* **Brief**: Keep only the lines that hold the string "selected", filtering out the rest of the entries below.

* **Information**:
================================

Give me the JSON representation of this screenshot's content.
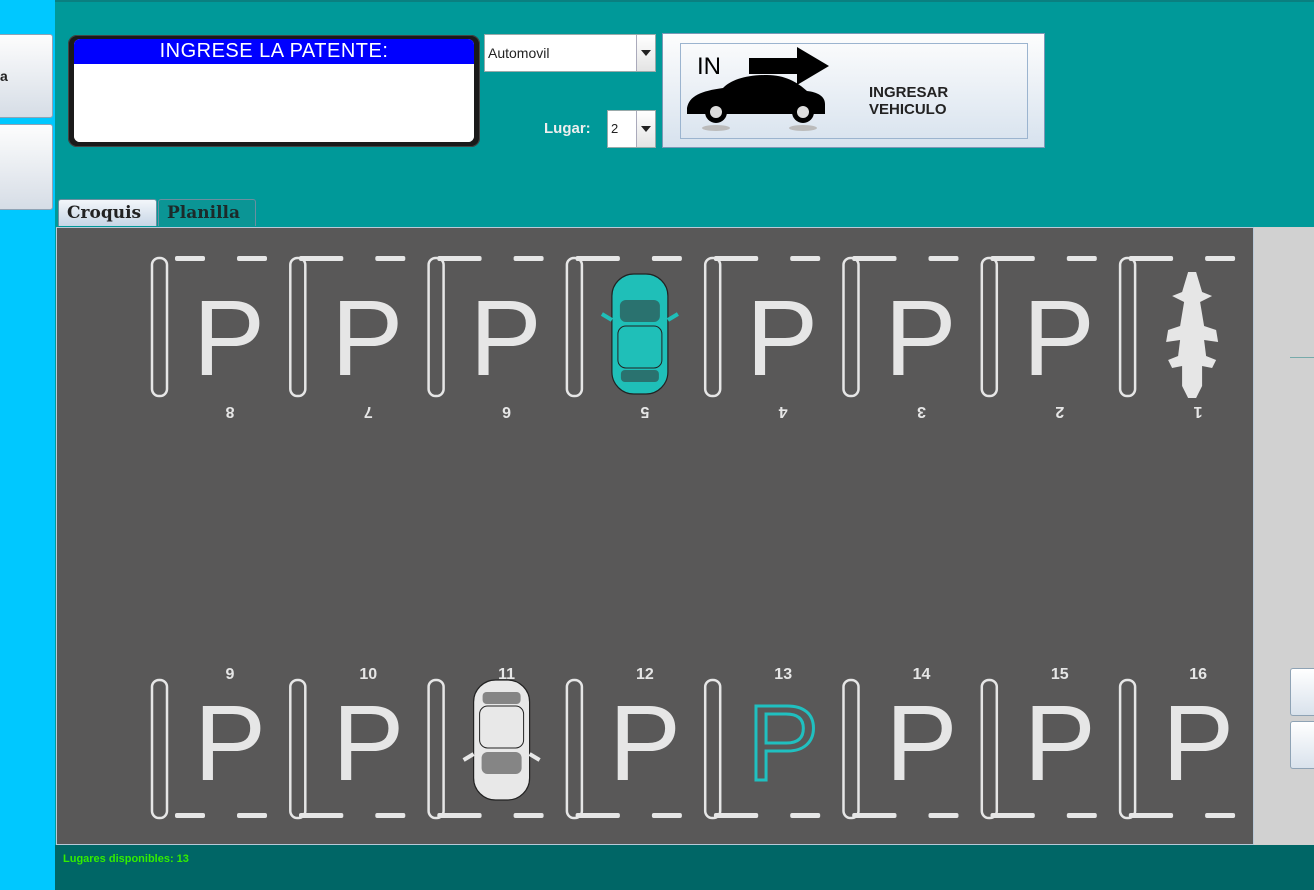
{
  "left_panel": {
    "button1_label": "a"
  },
  "patente": {
    "title": "INGRESE LA PATENTE:",
    "value": ""
  },
  "vehicle_type": {
    "selected": "Automovil"
  },
  "lugar": {
    "label": "Lugar:",
    "selected": "2"
  },
  "ingresar": {
    "icon_text": "IN",
    "label": "INGRESAR VEHICULO"
  },
  "tabs": [
    {
      "label": "Croquis"
    },
    {
      "label": "Planilla"
    }
  ],
  "spots_top": [
    {
      "number": "8",
      "state": "free"
    },
    {
      "number": "7",
      "state": "free"
    },
    {
      "number": "6",
      "state": "free"
    },
    {
      "number": "5",
      "state": "car",
      "car_color": "#1fbfb8"
    },
    {
      "number": "4",
      "state": "free"
    },
    {
      "number": "3",
      "state": "free"
    },
    {
      "number": "2",
      "state": "free"
    },
    {
      "number": "1",
      "state": "motorcycle"
    }
  ],
  "spots_bottom": [
    {
      "number": "9",
      "state": "free"
    },
    {
      "number": "10",
      "state": "free"
    },
    {
      "number": "11",
      "state": "car",
      "car_color": "#e8e8e8"
    },
    {
      "number": "12",
      "state": "free"
    },
    {
      "number": "13",
      "state": "selected"
    },
    {
      "number": "14",
      "state": "free"
    },
    {
      "number": "15",
      "state": "free"
    },
    {
      "number": "16",
      "state": "free"
    }
  ],
  "parking_letter": "P",
  "colors": {
    "lot": "#595858",
    "marking": "#e6e6e6",
    "selected": "#20c0c0",
    "background": "#009999"
  },
  "status": {
    "text": "Lugares disponibles: 13"
  }
}
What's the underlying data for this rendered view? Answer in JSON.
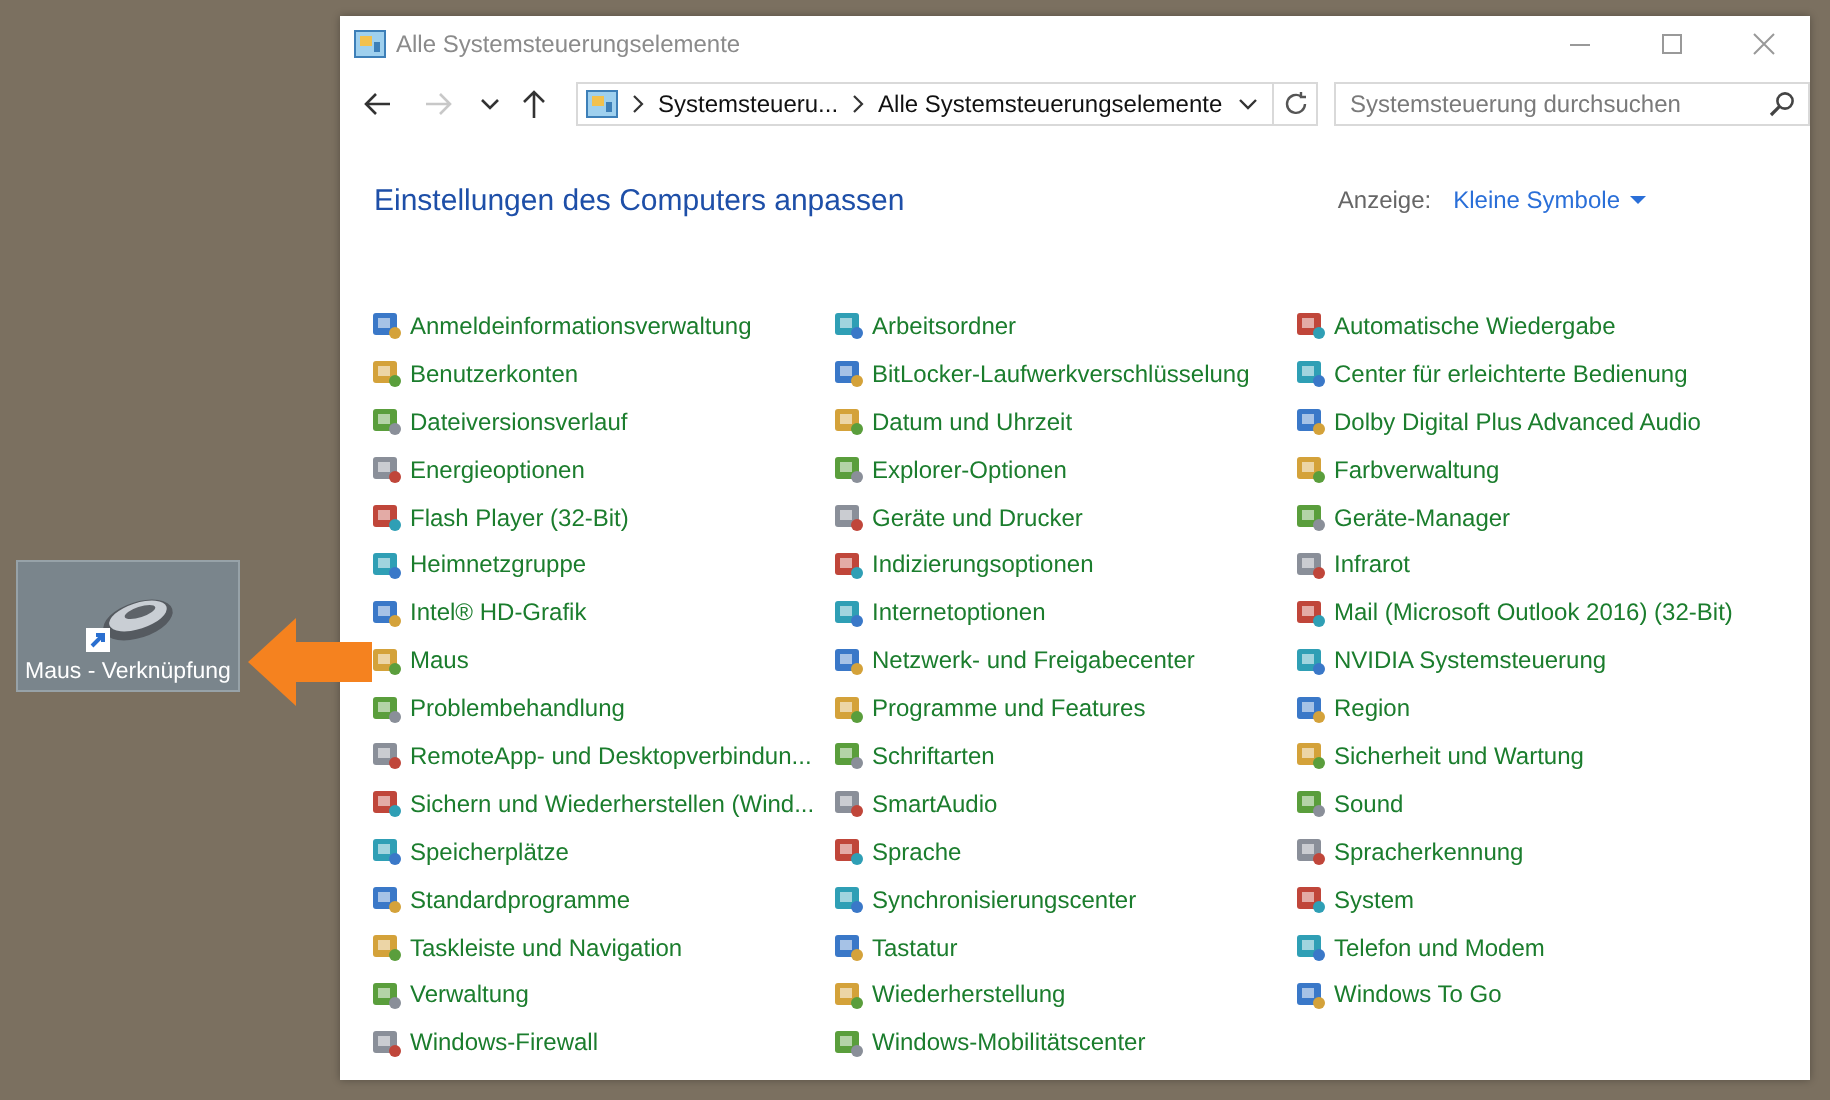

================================

* **Reply**:
    "selected": "Automovil"
    "selected": "2"
      "state": "selected"
    "selected": "#20c0c0",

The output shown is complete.